What follows is technically a work of fiction. But I suppose it bears mentioning that sometimes fiction lets us cut a little closer to the truth.
Show up. Be nice. Wear the magic black tank that flatters in all the right ways.
You are bored or indifferent. You are anxious or grumpy or tired. Google your date in the cab on the way, where you learn he has two children. He has yet to mention them. Wonder how, if ever, they will come up.
Show up. Be nice. Greet a person who in no way resembles his photos. Resist the urge to bolt because Buddha probably wouldn’t.
Drink past friendly and straight into weird. Hope your grin looks sincere and not like an aggressive badger. Three vodkas deep, your date’s eyes morph into one cycloptic orb, which is kind of a relief, because now you don’t have to choose which one to focus on. Eye contact can be tricky.
Show up. Be nice. Same old black tank, same stories with the well-practiced punch lines. But this time, it is different.
You smile without effort. You laugh for no reason at all. Spend an easy eight hours together. Blink and there goes a workday, an entire night’s worth of slumber. You are seen, heard, counted. You feel like you, which is a feeling you’d forgotten.
Picture your spawn. Map his natal chart. Call all your friends and even a few blood relatives. Cross your fingers and knock on wood, but know in your heart there’s no need for superstition. This has wings, which means you do, too.
Exist, for a heartbeat, in that magical place before attachment. Maybe two weeks, three weeks, four. One night, as you’re falling asleep, he breathes into your hair and whispers that he loves you. He isn’t quite conscious, but still, this must count. Wonder how you ever got so lucky.

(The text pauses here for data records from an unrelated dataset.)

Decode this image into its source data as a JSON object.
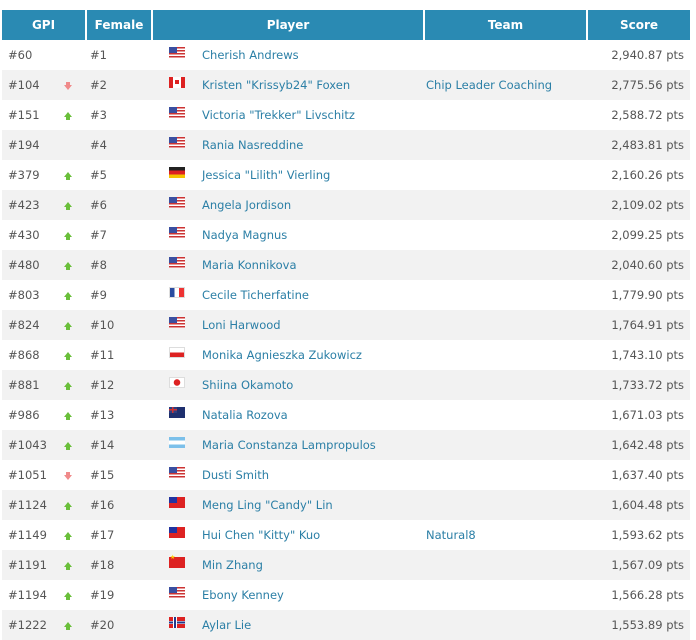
{
  "headers": {
    "gpi": "GPI",
    "female": "Female",
    "player": "Player",
    "team": "Team",
    "score": "Score"
  },
  "rows": [
    {
      "gpi": "#60",
      "trend": "none",
      "female": "#1",
      "flag": "us",
      "player": "Cherish Andrews",
      "team": "",
      "score": "2,940.87 pts"
    },
    {
      "gpi": "#104",
      "trend": "down",
      "female": "#2",
      "flag": "ca",
      "player": "Kristen \"Krissyb24\" Foxen",
      "team": "Chip Leader Coaching",
      "score": "2,775.56 pts"
    },
    {
      "gpi": "#151",
      "trend": "up",
      "female": "#3",
      "flag": "us",
      "player": "Victoria \"Trekker\" Livschitz",
      "team": "",
      "score": "2,588.72 pts"
    },
    {
      "gpi": "#194",
      "trend": "none",
      "female": "#4",
      "flag": "us",
      "player": "Rania Nasreddine",
      "team": "",
      "score": "2,483.81 pts"
    },
    {
      "gpi": "#379",
      "trend": "up",
      "female": "#5",
      "flag": "de",
      "player": "Jessica \"Lilith\" Vierling",
      "team": "",
      "score": "2,160.26 pts"
    },
    {
      "gpi": "#423",
      "trend": "up",
      "female": "#6",
      "flag": "us",
      "player": "Angela Jordison",
      "team": "",
      "score": "2,109.02 pts"
    },
    {
      "gpi": "#430",
      "trend": "up",
      "female": "#7",
      "flag": "us",
      "player": "Nadya Magnus",
      "team": "",
      "score": "2,099.25 pts"
    },
    {
      "gpi": "#480",
      "trend": "up",
      "female": "#8",
      "flag": "us",
      "player": "Maria Konnikova",
      "team": "",
      "score": "2,040.60 pts"
    },
    {
      "gpi": "#803",
      "trend": "up",
      "female": "#9",
      "flag": "fr",
      "player": "Cecile Ticherfatine",
      "team": "",
      "score": "1,779.90 pts"
    },
    {
      "gpi": "#824",
      "trend": "up",
      "female": "#10",
      "flag": "us",
      "player": "Loni Harwood",
      "team": "",
      "score": "1,764.91 pts"
    },
    {
      "gpi": "#868",
      "trend": "up",
      "female": "#11",
      "flag": "pl",
      "player": "Monika Agnieszka Zukowicz",
      "team": "",
      "score": "1,743.10 pts"
    },
    {
      "gpi": "#881",
      "trend": "up",
      "female": "#12",
      "flag": "jp",
      "player": "Shiina Okamoto",
      "team": "",
      "score": "1,733.72 pts"
    },
    {
      "gpi": "#986",
      "trend": "up",
      "female": "#13",
      "flag": "nz",
      "player": "Natalia Rozova",
      "team": "",
      "score": "1,671.03 pts"
    },
    {
      "gpi": "#1043",
      "trend": "up",
      "female": "#14",
      "flag": "ar",
      "player": "Maria Constanza Lampropulos",
      "team": "",
      "score": "1,642.48 pts"
    },
    {
      "gpi": "#1051",
      "trend": "down",
      "female": "#15",
      "flag": "us",
      "player": "Dusti Smith",
      "team": "",
      "score": "1,637.40 pts"
    },
    {
      "gpi": "#1124",
      "trend": "up",
      "female": "#16",
      "flag": "tw",
      "player": "Meng Ling \"Candy\" Lin",
      "team": "",
      "score": "1,604.48 pts"
    },
    {
      "gpi": "#1149",
      "trend": "up",
      "female": "#17",
      "flag": "tw",
      "player": "Hui Chen \"Kitty\" Kuo",
      "team": "Natural8",
      "score": "1,593.62 pts"
    },
    {
      "gpi": "#1191",
      "trend": "up",
      "female": "#18",
      "flag": "cn",
      "player": "Min Zhang",
      "team": "",
      "score": "1,567.09 pts"
    },
    {
      "gpi": "#1194",
      "trend": "up",
      "female": "#19",
      "flag": "us",
      "player": "Ebony Kenney",
      "team": "",
      "score": "1,566.28 pts"
    },
    {
      "gpi": "#1222",
      "trend": "up",
      "female": "#20",
      "flag": "no",
      "player": "Aylar Lie",
      "team": "",
      "score": "1,553.89 pts"
    }
  ]
}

“For the first time,” you tell a friend, “Everything feels like an answer instead of a question.”
And then, so slowly you almost don’t notice, start to feel bad. Grow restless or suspicious or defensive. Read into pauses and in between lines. Respond to every doubt with three decades’ worth of anger. An ally would surely understand. You know it isn’t fair, but then again, neither is anything.
Doubt your shape, your status, your sense of humor. Feel those wings that you grew start to shed. There you are, taking screenshots of inspirational quotes. There you are, checking your horoscope again, like somehow it might change.
Take a little longer than you should to respond. Attempt to reclaim power you’re not sure you had.
In your spare time, read a book about animal mating habits. You are bolstered by the mantis and its head-biting ways. You remember the lobster. You ponder the wolf. You look in the mirror and you’re still a person.
At a party, a friend describes you as “good at relationships.” Make a mental note to take up a hobby. Serial monogamy has granted you nothing. Knitting, at least, would yield hats.
The very next day finds you watching him leave. He forgets only his hat. Irony, you think, is phenomenally irritating.
“Sounds like you dodged a bullet,” says everyone, which proves how little your own friends know you. What you wanted was to get shot.
You are haunted by a lot of things, but this one the most: You didn’t know, the last time you kissed, that it would be the last.
You are left with songs, with nicknames, with memories ripe for dissection. There are movies you will boycott. Streets you will avoid.
“Why didn’t we…?” You wonder aloud, to a room full of no one. Fill in the blank a thousand ways. You cannot distinguish between truth and myth. Perhaps it’s for the best.
In your youth, you forgave everything. Wish you could remember how.
Show up. Be nice. Grab your coat; the seasons have changed.